[[ Data to process, beginning ]]

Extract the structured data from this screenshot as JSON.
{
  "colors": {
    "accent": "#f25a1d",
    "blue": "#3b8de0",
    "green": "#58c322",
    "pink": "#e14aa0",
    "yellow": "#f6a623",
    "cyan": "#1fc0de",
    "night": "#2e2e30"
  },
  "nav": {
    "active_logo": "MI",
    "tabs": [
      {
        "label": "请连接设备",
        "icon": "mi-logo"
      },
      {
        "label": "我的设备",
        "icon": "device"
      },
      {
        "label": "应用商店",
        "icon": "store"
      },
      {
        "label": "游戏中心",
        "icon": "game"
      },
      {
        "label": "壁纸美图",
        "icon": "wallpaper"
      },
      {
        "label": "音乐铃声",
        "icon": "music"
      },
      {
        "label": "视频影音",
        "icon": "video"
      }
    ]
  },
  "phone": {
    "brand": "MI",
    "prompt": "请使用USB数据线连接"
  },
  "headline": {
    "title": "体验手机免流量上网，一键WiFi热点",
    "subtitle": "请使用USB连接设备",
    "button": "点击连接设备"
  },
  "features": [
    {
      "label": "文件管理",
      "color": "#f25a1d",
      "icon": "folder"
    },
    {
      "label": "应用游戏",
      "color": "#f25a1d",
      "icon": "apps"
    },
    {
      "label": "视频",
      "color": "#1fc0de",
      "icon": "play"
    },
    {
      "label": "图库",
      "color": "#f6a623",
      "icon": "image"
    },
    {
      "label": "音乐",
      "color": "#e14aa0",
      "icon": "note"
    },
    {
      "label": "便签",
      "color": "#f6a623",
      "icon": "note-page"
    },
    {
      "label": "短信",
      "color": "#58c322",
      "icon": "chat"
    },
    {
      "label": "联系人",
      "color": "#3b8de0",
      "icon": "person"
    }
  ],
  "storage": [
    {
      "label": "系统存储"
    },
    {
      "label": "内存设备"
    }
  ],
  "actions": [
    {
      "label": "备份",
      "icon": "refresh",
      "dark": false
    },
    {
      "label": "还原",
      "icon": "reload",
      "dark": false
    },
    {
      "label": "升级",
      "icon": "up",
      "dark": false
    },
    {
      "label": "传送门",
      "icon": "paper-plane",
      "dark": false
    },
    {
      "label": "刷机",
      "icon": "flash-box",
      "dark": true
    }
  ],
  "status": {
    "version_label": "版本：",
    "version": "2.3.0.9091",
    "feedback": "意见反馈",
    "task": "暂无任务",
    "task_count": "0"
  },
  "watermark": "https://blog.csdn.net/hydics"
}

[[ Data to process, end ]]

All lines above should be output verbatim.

■ Result of the task:
Extract the structured data from this screenshot as JSON.
{
  "colors": {
    "accent": "#f25a1d",
    "blue": "#3b8de0",
    "green": "#58c322",
    "pink": "#e14aa0",
    "yellow": "#f6a623",
    "cyan": "#1fc0de",
    "night": "#2e2e30"
  },
  "nav": {
    "active_logo": "MI",
    "tabs": [
      {
        "label": "请连接设备",
        "icon": "mi-logo"
      },
      {
        "label": "我的设备",
        "icon": "device"
      },
      {
        "label": "应用商店",
        "icon": "store"
      },
      {
        "label": "游戏中心",
        "icon": "game"
      },
      {
        "label": "壁纸美图",
        "icon": "wallpaper"
      },
      {
        "label": "音乐铃声",
        "icon": "music"
      },
      {
        "label": "视频影音",
        "icon": "video"
      }
    ]
  },
  "phone": {
    "brand": "MI",
    "prompt": "请使用USB数据线连接"
  },
  "headline": {
    "title": "体验手机免流量上网，一键WiFi热点",
    "subtitle": "请使用USB连接设备",
    "button": "点击连接设备"
  },
  "features": [
    {
      "label": "文件管理",
      "color": "#f25a1d",
      "icon": "folder"
    },
    {
      "label": "应用游戏",
      "color": "#f25a1d",
      "icon": "apps"
    },
    {
      "label": "视频",
      "color": "#1fc0de",
      "icon": "play"
    },
    {
      "label": "图库",
      "color": "#f6a623",
      "icon": "image"
    },
    {
      "label": "音乐",
      "color": "#e14aa0",
      "icon": "note"
    },
    {
      "label": "便签",
      "color": "#f6a623",
      "icon": "note-page"
    },
    {
      "label": "短信",
      "color": "#58c322",
      "icon": "chat"
    },
    {
      "label": "联系人",
      "color": "#3b8de0",
      "icon": "person"
    }
  ],
  "storage": [
    {
      "label": "系统存储"
    },
    {
      "label": "内存设备"
    }
  ],
  "actions": [
    {
      "label": "备份",
      "icon": "refresh",
      "dark": false
    },
    {
      "label": "还原",
      "icon": "reload",
      "dark": false
    },
    {
      "label": "升级",
      "icon": "up",
      "dark": false
    },
    {
      "label": "传送门",
      "icon": "paper-plane",
      "dark": false
    },
    {
      "label": "刷机",
      "icon": "flash-box",
      "dark": true
    }
  ],
  "status": {
    "version_label": "版本：",
    "version": "2.3.0.9091",
    "feedback": "意见反馈",
    "task": "暂无任务",
    "task_count": "0"
  },
  "watermark": "https://blog.csdn.net/hydics"
}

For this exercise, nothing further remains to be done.